E.g. even for the simple Bonferroni or Bonferroni-Holm writing down the tests for the intersection null hypotheses is a bit tedious. That's why the graphical approach to constructing closed testing procedures is very popular - at least in the clinical trials setting (where there is usually a trained statistician at hand that can help pre-specify a tailored testing procedure for a specific trial). This graphical approach provides a really easy way to construct valid testing procedures and makes communication easier. Various variants, extensions and improvements such as exploiting correlations, prioritization of certain hypotheses depending on which hypotheses are already rejected etc. have been proposed over the years.
Bonferroni vs. Bonferroni-Holm as closed testing procedures example
The Bonferroni test can be easily written down in terms of the closed testing principle, e.g. in the case of two null hypotheses as
- Test for $H_1 \cap H_2$: $p_1 \leq \alpha/2$ and $p_2 \leq \alpha/2$
- Test for elementary null hypothesis $H_1$: $p_1 \leq \alpha/2$
- Test for elementary null hypothesis $H_2$: $p_2 \leq \alpha/2$
with $H_1$ rejected overall, if both $H_1$ and $H_1 \cap H_2$ are rejected. Thus, we know it is a valid test. You also immediately see that for the elementary null hypotheses $H_1$ and $H_2$ you are using a test that is not exhausting the significance level and that the Bonferroni-Holm test

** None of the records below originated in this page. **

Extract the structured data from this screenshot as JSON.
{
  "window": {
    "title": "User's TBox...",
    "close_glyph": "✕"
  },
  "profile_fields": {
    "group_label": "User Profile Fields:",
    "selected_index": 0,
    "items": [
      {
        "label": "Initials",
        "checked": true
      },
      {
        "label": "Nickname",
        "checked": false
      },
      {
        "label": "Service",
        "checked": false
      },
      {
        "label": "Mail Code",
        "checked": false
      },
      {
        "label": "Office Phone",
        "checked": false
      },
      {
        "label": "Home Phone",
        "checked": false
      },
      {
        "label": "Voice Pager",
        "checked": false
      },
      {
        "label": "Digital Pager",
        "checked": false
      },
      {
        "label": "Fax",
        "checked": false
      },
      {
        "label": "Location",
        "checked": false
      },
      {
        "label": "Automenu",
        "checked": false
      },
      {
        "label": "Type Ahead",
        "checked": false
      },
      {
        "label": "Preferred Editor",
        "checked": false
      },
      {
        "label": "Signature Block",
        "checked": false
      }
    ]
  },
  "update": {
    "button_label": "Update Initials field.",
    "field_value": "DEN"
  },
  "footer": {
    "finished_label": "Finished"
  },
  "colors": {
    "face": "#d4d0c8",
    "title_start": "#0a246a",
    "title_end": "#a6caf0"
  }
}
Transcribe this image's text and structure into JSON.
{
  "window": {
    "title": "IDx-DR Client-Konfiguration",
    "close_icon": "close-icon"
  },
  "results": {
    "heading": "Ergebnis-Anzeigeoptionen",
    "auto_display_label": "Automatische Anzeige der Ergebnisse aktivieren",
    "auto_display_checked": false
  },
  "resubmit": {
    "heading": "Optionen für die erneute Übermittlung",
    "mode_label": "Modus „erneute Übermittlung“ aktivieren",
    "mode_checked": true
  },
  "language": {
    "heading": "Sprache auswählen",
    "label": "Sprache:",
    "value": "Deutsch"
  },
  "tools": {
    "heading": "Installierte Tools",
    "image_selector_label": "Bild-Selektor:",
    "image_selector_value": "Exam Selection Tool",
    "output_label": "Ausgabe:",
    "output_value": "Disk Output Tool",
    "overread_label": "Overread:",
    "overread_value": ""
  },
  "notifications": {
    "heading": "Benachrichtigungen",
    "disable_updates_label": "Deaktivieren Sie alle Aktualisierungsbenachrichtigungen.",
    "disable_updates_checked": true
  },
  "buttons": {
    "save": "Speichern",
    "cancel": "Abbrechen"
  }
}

- Test for $H_1$ and $H_2$: $p_1 \leq \alpha/2$ and $p_2 \leq \alpha/2$
- Test for $H_1$: $p_1 \leq \alpha$
- Test for $H_2$: $p_2 \leq \alpha$
is uniformly more powerful.
Figure 1: Illustration of the graphical approach for displaying these two procedures
Power considerations and other considerations
Usually, there's no downside in terms of power to using a closed testing procedure - if anything it tends to be easier to make sure the test fully exhausts the significance level. It can sometimes be a bit tricky to build in some desired features (e.g. exploiting a known correlation) while keep some other desired contraints (e.g. that the closed testing procedure can be easily displayed graphically due to the consistency requirement on the testing procedure).